In 1935 during home leave, the family returned to Felsted, with a Chinese Amah. (Gordon Chapple reminded me of this some years ago, and remembered her smart pigtail).

On returning to Kualalumpur Oliver joined the Federated Malaya States Volunteer Force  "to play soldiers" he was a Captain in the armoured car company. The Japanese were not really considered a threat overland, and Singapore was well defended against a naval attack.

The events leading to the surrender of Singapore in February 1942 are well known, and he said farewell to his family who were to sail to Australia, but the ship had been sunk in Singapore harbour, so they sailed to Colombo in the American troopship "The West Point".

He was a Prisoner of War in Changi where he was well treated for the first six months of the war, but then he was sent to Kinsayok, on the Thai railway with a Japanese working battalion on the river Kwai, where he died of dysentery / malnutrition in June 1943 at a railway construction camp Kanu

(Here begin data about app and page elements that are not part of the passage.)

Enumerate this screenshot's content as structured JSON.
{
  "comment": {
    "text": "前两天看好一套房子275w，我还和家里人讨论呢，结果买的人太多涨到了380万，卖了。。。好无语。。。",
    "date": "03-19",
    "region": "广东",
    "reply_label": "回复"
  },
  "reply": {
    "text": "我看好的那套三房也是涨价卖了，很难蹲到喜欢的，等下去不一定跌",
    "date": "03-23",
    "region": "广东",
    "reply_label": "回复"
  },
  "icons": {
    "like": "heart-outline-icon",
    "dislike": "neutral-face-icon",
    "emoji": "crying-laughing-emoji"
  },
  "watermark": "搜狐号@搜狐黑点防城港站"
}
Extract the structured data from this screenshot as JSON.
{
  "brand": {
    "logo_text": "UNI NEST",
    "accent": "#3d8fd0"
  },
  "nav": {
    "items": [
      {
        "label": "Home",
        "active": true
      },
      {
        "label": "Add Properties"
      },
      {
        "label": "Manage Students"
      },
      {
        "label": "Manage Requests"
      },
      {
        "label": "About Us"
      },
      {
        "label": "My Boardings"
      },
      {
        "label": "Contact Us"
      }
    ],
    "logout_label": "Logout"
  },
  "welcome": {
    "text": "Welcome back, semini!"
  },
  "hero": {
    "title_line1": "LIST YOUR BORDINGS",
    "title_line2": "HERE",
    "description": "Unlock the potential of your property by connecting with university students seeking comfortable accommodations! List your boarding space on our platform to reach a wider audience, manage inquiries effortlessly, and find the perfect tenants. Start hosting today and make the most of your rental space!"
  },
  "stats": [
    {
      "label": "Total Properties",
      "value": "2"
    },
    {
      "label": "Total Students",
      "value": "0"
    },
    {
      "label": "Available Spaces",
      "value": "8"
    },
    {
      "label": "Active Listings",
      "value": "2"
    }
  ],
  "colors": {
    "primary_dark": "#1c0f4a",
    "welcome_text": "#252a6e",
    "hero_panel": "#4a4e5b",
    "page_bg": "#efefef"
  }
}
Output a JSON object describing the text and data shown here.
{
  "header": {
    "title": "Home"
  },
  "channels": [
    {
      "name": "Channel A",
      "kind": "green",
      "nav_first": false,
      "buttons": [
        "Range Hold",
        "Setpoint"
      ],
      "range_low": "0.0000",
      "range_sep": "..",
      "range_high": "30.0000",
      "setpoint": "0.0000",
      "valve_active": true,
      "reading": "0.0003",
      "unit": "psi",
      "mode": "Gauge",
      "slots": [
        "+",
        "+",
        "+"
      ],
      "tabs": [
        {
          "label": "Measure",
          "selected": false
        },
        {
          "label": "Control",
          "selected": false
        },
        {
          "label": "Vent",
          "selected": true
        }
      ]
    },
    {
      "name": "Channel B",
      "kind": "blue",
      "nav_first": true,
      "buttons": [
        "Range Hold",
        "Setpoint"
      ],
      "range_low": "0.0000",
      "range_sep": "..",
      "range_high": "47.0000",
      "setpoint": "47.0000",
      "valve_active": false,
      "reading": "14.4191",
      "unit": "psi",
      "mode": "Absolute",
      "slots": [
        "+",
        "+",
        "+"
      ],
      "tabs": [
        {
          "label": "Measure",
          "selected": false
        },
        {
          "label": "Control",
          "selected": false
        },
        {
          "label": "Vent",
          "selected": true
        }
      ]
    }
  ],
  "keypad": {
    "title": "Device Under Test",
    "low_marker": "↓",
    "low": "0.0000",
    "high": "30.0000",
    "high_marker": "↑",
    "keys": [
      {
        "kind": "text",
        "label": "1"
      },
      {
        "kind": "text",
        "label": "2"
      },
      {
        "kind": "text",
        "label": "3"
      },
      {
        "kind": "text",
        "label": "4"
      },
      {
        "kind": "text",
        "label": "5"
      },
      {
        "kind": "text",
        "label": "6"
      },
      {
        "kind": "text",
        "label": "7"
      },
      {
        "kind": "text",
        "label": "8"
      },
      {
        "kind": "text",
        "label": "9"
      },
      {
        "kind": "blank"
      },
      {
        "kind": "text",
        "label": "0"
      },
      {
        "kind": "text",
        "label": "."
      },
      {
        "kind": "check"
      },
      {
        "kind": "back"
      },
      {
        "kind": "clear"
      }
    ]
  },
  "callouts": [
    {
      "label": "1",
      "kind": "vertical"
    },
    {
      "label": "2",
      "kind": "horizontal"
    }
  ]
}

After the war in August 1946 Captain O Bellingham-Smith was mentioned in a Despatch for distinguished service both in the London Gazette and in Malaya. He has a grave in the Kanchanaburi war cemetery, Thailand, and is commemorated on the family grave in Holy Cross Churchyard, as well as on the village War Memorials.


Grave Marker, Kanchanaburi war cemetery